- _What you should do_: Below are some entries. Return exactly the lines from the one with "Give me the" through the final line, leaving out any pictures.
◆ ◆ ◆ ◆ ◆ ◆ ◆
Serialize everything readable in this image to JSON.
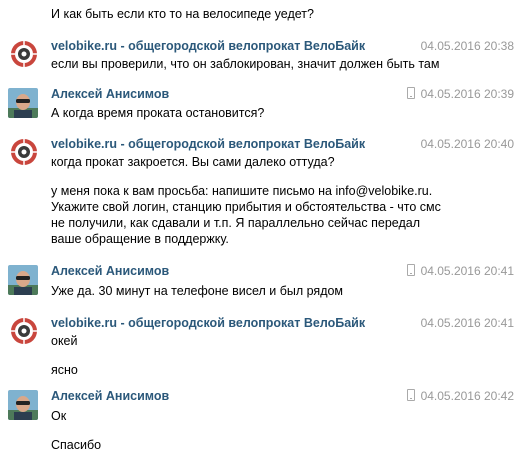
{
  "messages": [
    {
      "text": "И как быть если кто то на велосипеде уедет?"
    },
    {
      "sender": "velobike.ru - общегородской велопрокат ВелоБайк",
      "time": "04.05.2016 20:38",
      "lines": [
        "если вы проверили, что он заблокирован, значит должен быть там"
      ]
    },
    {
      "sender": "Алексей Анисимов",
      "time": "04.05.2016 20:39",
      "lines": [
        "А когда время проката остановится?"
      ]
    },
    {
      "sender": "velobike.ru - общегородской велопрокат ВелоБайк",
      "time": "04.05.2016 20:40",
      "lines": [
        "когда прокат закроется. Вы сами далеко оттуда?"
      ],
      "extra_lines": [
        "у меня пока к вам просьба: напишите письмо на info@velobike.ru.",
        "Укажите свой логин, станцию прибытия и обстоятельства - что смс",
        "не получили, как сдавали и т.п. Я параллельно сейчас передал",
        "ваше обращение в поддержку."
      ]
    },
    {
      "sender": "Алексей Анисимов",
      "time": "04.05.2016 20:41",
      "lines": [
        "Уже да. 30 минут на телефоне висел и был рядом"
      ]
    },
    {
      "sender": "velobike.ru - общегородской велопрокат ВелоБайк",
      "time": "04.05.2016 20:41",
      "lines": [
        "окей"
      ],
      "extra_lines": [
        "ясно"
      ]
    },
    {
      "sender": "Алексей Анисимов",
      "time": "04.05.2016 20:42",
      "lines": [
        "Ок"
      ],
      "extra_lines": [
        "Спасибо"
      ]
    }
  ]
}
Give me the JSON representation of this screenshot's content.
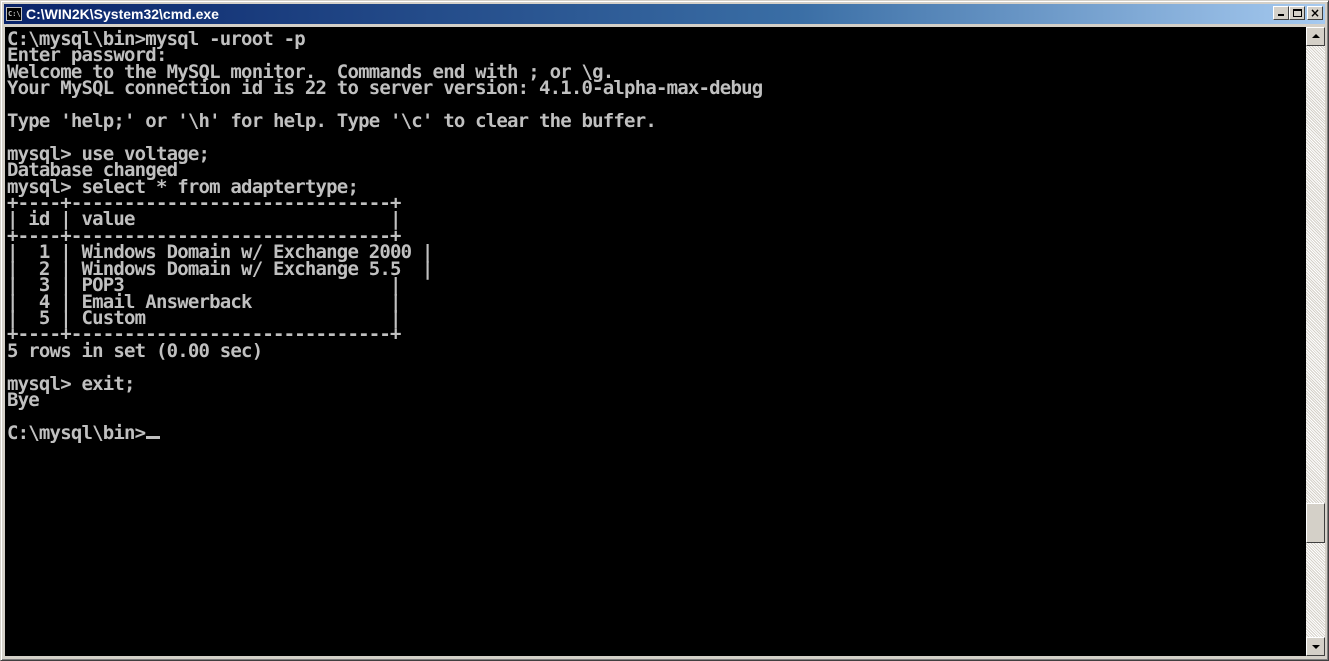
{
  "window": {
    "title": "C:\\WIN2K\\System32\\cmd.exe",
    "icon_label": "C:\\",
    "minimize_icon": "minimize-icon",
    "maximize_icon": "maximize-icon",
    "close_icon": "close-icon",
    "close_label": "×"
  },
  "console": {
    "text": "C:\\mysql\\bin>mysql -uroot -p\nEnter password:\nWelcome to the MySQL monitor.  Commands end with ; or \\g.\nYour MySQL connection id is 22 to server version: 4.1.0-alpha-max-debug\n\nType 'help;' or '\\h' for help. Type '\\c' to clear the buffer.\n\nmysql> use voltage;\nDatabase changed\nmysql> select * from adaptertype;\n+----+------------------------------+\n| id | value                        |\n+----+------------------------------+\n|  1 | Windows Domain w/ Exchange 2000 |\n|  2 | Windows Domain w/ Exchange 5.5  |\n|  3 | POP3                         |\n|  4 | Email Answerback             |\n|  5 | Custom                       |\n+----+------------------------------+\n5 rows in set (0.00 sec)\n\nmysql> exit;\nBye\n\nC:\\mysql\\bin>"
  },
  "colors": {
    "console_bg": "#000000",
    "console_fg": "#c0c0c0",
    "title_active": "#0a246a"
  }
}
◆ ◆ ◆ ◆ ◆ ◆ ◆
- _Output of the exercise_:
Give me the JSON representation of this screenshot's content.
{
  "window": {
    "title": "C:\\WIN2K\\System32\\cmd.exe",
    "icon_label": "C:\\",
    "minimize_icon": "minimize-icon",
    "maximize_icon": "maximize-icon",
    "close_icon": "close-icon",
    "close_label": "×"
  },
  "console": {
    "text": "C:\\mysql\\bin>mysql -uroot -p\nEnter password:\nWelcome to the MySQL monitor.  Commands end with ; or \\g.\nYour MySQL connection id is 22 to server version: 4.1.0-alpha-max-debug\n\nType 'help;' or '\\h' for help. Type '\\c' to clear the buffer.\n\nmysql> use voltage;\nDatabase changed\nmysql> select * from adaptertype;\n+----+------------------------------+\n| id | value                        |\n+----+------------------------------+\n|  1 | Windows Domain w/ Exchange 2000 |\n|  2 | Windows Domain w/ Exchange 5.5  |\n|  3 | POP3                         |\n|  4 | Email Answerback             |\n|  5 | Custom                       |\n+----+------------------------------+\n5 rows in set (0.00 sec)\n\nmysql> exit;\nBye\n\nC:\\mysql\\bin>"
  },
  "colors": {
    "console_bg": "#000000",
    "console_fg": "#c0c0c0",
    "title_active": "#0a246a"
  }
}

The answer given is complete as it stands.